By Marianne Renner

NIU’s on-campus enrollment figures reached a record-breaking 23,118 this fall despite suffering from budget cuts.

The on-campus figures show an 838 (3.76 percent) increase from last year’s total of 22,280. This figure is 299 above the previous record of 22,819 set in 1971.

While on-campus enrollment is up, off-campus enrollment has decreased. Dr. Nick Noe director of institutional research said there are two primary reasons for the decrease.

“It (off-campus enrollment) is lower because of budget cuts for off-campus courses and because a large percentage of off-campus courses are late starting and the enrollment hasn’t been counted yet.”

NIU President John LaTourette said that when the end-of-semester figures are recorded from off-campus extention courses, the total could surpass the 1980 record of 26,064.

The total enrollment of 25,455 is 2.4 percent below the record and is NIU’s fourth highest ever. It is also up 3.1 percent from last year’s 24,680.

One reason for the increase is the rise of economic return with a college education. “The additional money earned during a lifetime with a college degree is a primary reason,” Noe said.

Noe said the number of high school graduates and parents’ capability of sending children to college have increased.

LaTourette said total enrollment would be higher if budget cuts had not forced the cancellation of some off-campus courses.

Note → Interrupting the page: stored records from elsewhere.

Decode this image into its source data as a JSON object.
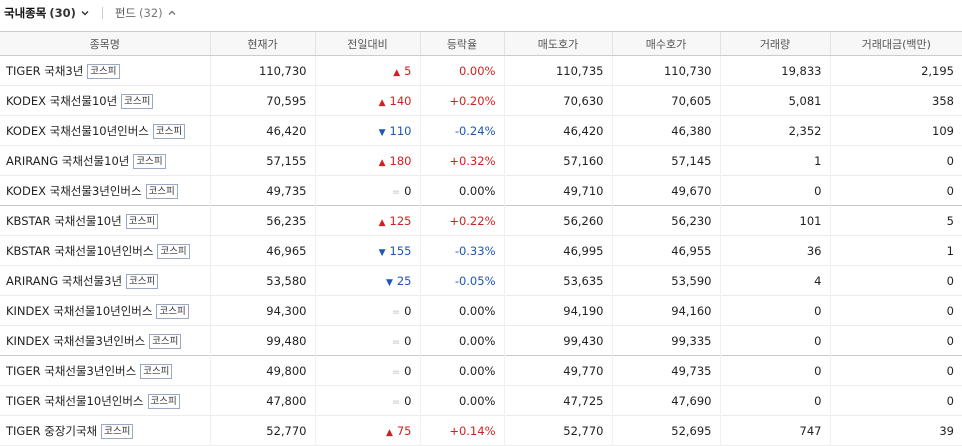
{
  "tabs": [
    {
      "label": "국내종목",
      "count": "(30)"
    },
    {
      "label": "펀드",
      "count": "(32)"
    }
  ],
  "colors": {
    "up": "#d21f1f",
    "down": "#1d56b8"
  },
  "table": {
    "headers": [
      "종목명",
      "현재가",
      "전일대비",
      "등락율",
      "매도호가",
      "매수호가",
      "거래량",
      "거래대금(백만)"
    ],
    "rows": [
      {
        "name": "TIGER 국채3년",
        "market": "코스피",
        "price": "110,730",
        "dir": "up",
        "change": "5",
        "rate": "0.00%",
        "ask": "110,735",
        "bid": "110,730",
        "volume": "19,833",
        "amount": "2,195"
      },
      {
        "name": "KODEX 국채선물10년",
        "market": "코스피",
        "price": "70,595",
        "dir": "up",
        "change": "140",
        "rate": "+0.20%",
        "ask": "70,630",
        "bid": "70,605",
        "volume": "5,081",
        "amount": "358"
      },
      {
        "name": "KODEX 국채선물10년인버스",
        "market": "코스피",
        "price": "46,420",
        "dir": "down",
        "change": "110",
        "rate": "-0.24%",
        "ask": "46,420",
        "bid": "46,380",
        "volume": "2,352",
        "amount": "109"
      },
      {
        "name": "ARIRANG 국채선물10년",
        "market": "코스피",
        "price": "57,155",
        "dir": "up",
        "change": "180",
        "rate": "+0.32%",
        "ask": "57,160",
        "bid": "57,145",
        "volume": "1",
        "amount": "0"
      },
      {
        "name": "KODEX 국채선물3년인버스",
        "market": "코스피",
        "price": "49,735",
        "dir": "flat",
        "change": "0",
        "rate": "0.00%",
        "ask": "49,710",
        "bid": "49,670",
        "volume": "0",
        "amount": "0"
      },
      {
        "name": "KBSTAR 국채선물10년",
        "market": "코스피",
        "price": "56,235",
        "dir": "up",
        "change": "125",
        "rate": "+0.22%",
        "ask": "56,260",
        "bid": "56,230",
        "volume": "101",
        "amount": "5"
      },
      {
        "name": "KBSTAR 국채선물10년인버스",
        "market": "코스피",
        "price": "46,965",
        "dir": "down",
        "change": "155",
        "rate": "-0.33%",
        "ask": "46,995",
        "bid": "46,955",
        "volume": "36",
        "amount": "1"
      },
      {
        "name": "ARIRANG 국채선물3년",
        "market": "코스피",
        "price": "53,580",
        "dir": "down",
        "change": "25",
        "rate": "-0.05%",
        "ask": "53,635",
        "bid": "53,590",
        "volume": "4",
        "amount": "0"
      },
      {
        "name": "KINDEX 국채선물10년인버스",
        "market": "코스피",
        "price": "94,300",
        "dir": "flat",
        "change": "0",
        "rate": "0.00%",
        "ask": "94,190",
        "bid": "94,160",
        "volume": "0",
        "amount": "0"
      },
      {
        "name": "KINDEX 국채선물3년인버스",
        "market": "코스피",
        "price": "99,480",
        "dir": "flat",
        "change": "0",
        "rate": "0.00%",
        "ask": "99,430",
        "bid": "99,335",
        "volume": "0",
        "amount": "0"
      },
      {
        "name": "TIGER 국채선물3년인버스",
        "market": "코스피",
        "price": "49,800",
        "dir": "flat",
        "change": "0",
        "rate": "0.00%",
        "ask": "49,770",
        "bid": "49,735",
        "volume": "0",
        "amount": "0"
      },
      {
        "name": "TIGER 국채선물10년인버스",
        "market": "코스피",
        "price": "47,800",
        "dir": "flat",
        "change": "0",
        "rate": "0.00%",
        "ask": "47,725",
        "bid": "47,690",
        "volume": "0",
        "amount": "0"
      },
      {
        "name": "TIGER 중장기국채",
        "market": "코스피",
        "price": "52,770",
        "dir": "up",
        "change": "75",
        "rate": "+0.14%",
        "ask": "52,770",
        "bid": "52,695",
        "volume": "747",
        "amount": "39"
      }
    ]
  }
}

The College of Professional Studies was the only college to decrease in total number of enrollment from last year. Its total dropped by 3.3 percent.

The College of Liberal Arts and Sciences had the lowest increase (1.5 percent) and the College of Engineering and Engineering Technology had the highest increase (19.3 percent).

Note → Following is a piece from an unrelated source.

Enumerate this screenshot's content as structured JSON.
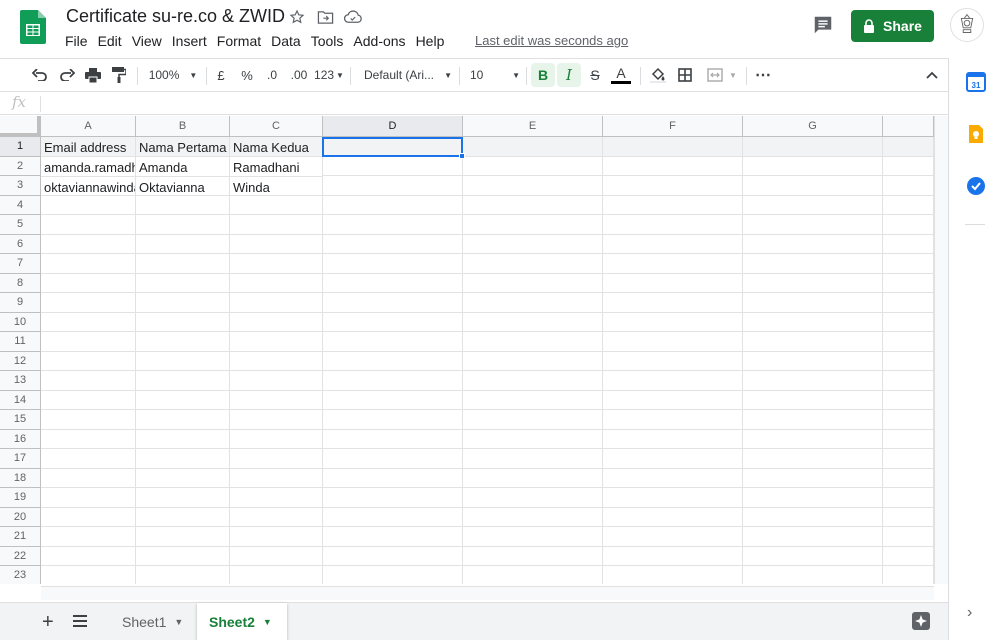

The College of Business was the next lowest with a 2.2 percent increase followed by the College of Visual and Performing Arts with a 4 percent increase and the College of Education with a 7.6 percent increase. The second highest increase was the College of Law with a 13.1 percent jump.

“It’s bitterly ironic that we hit a historic peak in enrollment at the same time our state appropriation is 4.5 percent less than the year before. More students and less money is not an ideal equation, ” LaTourette said.

On-campus undergraduate enrollment increased by 3 percent from last year and graduate enrollment increased by 6.7 percent.

LaTourette said if NIU had a different political climate and more equitable funding, it would easily reach a total student enrollment of 30,000 before 1989.